- REQUIRED WORK -
Locate every line below that contains the word "value" and copy it.

- Component data from apps and pages -
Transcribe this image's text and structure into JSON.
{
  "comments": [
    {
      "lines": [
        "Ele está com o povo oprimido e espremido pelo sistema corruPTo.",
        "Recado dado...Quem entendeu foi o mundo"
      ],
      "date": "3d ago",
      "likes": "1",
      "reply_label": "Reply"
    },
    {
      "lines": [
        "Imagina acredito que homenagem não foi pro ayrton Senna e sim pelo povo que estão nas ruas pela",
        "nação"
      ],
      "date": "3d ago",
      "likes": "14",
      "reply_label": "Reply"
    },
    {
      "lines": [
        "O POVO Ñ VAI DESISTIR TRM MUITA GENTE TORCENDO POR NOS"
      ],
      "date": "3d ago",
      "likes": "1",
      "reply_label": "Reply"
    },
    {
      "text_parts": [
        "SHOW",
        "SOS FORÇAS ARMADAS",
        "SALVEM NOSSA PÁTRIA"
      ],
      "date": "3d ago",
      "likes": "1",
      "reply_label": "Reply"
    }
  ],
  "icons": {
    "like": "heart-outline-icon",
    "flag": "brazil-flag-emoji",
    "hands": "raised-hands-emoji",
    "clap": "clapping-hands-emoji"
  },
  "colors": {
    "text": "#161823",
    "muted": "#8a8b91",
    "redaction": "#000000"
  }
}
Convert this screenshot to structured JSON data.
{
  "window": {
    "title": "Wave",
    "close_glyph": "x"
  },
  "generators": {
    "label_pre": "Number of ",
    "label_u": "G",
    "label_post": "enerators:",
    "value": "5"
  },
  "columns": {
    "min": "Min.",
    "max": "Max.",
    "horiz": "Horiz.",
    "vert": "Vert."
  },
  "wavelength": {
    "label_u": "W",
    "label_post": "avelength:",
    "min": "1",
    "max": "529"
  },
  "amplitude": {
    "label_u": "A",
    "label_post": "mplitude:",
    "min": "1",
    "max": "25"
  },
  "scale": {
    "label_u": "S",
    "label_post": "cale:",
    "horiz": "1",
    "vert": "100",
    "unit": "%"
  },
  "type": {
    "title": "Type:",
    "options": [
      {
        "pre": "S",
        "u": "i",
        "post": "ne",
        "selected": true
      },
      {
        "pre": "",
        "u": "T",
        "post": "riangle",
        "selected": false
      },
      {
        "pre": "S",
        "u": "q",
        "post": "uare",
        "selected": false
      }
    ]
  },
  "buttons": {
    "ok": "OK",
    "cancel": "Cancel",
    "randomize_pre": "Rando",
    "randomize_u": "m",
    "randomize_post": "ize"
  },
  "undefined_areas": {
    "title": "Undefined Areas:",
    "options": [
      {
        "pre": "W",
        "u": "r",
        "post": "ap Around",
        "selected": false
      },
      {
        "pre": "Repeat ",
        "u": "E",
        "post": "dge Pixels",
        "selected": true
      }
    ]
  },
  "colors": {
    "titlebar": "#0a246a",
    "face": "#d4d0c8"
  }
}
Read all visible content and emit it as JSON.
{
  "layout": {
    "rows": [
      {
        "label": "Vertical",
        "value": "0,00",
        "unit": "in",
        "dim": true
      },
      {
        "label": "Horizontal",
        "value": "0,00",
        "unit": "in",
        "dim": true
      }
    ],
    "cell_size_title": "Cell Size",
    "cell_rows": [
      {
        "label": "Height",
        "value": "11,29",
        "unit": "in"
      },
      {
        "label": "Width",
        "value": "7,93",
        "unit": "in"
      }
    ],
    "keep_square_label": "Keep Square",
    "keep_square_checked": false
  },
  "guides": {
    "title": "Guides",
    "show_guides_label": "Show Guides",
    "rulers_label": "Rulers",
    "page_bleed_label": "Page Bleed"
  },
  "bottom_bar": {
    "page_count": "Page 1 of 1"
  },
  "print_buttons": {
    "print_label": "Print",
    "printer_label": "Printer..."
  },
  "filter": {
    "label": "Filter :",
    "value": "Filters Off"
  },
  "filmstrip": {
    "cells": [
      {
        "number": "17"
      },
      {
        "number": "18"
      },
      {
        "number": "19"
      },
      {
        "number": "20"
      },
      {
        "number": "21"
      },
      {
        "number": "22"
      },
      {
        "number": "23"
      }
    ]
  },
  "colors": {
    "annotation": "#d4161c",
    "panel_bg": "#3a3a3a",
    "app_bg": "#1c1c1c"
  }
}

- EXERCISE SOLUTION -
    "value": "5"
        "value": "0,00",
        "value": "0,00",
        "value": "11,29",
        "value": "7,93",
    "value": "Filters Off"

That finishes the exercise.